Problem description: Check every line in the records below for the word "label" and report how many have it, nothing more.

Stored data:

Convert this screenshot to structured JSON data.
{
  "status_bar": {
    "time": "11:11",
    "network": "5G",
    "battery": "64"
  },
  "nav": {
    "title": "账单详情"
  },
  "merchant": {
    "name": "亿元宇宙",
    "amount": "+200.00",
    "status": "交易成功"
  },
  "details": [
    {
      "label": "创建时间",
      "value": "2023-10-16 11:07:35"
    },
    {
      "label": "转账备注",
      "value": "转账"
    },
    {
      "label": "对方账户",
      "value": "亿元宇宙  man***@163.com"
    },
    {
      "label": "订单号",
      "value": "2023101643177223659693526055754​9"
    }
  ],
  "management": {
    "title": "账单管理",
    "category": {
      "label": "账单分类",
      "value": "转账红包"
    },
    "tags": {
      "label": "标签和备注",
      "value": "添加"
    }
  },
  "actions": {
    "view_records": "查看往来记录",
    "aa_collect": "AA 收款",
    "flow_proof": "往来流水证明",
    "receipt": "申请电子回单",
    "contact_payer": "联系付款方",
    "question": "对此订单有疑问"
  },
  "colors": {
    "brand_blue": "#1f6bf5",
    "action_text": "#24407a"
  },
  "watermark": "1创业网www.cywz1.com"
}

Task solution: 6